Hemiboea subacaulis var. jiangxiensis ‘Jiangxi Bells’ is looking great in the garden over the last month. This gem is an amazing new, hardy gesneriad from a joint collection by Scott McMahon (Atlanta Botanic Garden), and Mark Weathington (JCRA). Discovered in Jinggangshan, China, this seems to be a new species to cultivation. The 1′ wide, fuzzy-leaf rosettes, spread via stolons to form a lovely deciduous groundcover. Starting for us in mid-September, the rosettes are each topped with a cluster of tubular pink flowers. Light shade, and slightly moist soil make the best show. Fingers crossed, this should show up in the next Plant Delights catalog. Hardiness is Zone 7b-10.
To most folks, especially car collectors and gearheads, Hemi’s refer to hemispherical combustion engines, but to those of us hortheads, Hemi’s refer to a group of gesneriads (African violet relatives) in the genus Hemiboea. We started growing the fall-flowering hemiboeas in the early 1990s, thanks to Atlanta gardeners, Ozzie Johnson and Don Jacobs, both of which were horticulturally way ahead of their time.
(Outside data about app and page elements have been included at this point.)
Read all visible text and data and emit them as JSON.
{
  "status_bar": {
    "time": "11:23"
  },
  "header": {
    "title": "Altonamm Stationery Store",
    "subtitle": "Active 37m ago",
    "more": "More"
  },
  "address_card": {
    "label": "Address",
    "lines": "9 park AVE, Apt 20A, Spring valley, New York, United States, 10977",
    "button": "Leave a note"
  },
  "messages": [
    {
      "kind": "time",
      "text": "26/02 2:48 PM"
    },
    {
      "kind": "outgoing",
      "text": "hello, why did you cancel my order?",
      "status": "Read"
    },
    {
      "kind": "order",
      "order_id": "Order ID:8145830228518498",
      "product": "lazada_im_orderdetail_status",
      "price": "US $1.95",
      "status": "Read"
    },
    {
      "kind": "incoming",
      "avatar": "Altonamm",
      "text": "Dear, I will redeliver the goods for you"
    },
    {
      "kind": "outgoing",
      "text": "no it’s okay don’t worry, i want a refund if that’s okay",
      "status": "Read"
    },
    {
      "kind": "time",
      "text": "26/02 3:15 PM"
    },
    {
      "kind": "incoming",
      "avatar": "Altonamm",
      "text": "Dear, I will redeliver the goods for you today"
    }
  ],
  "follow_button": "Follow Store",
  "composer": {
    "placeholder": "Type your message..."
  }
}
Our hemiboea collections are now up to six species that have survived in or climate, including two new gems that are flowering now. Hemiboea subacaulis var. jiangxiensis came from a joint JC Raulston Arboretum/Atlanta Botanical Garden Chinese expedition.
Hemiboea strigosa is a gem we picked up on a UK nursery trip in 2020 that’s also performed very well here at JLBG. All hemiboeas prefer light shade and average to moist soils. Winter hardiness is still to be determines, although some members of the genus have thrived as far north as Zone 6.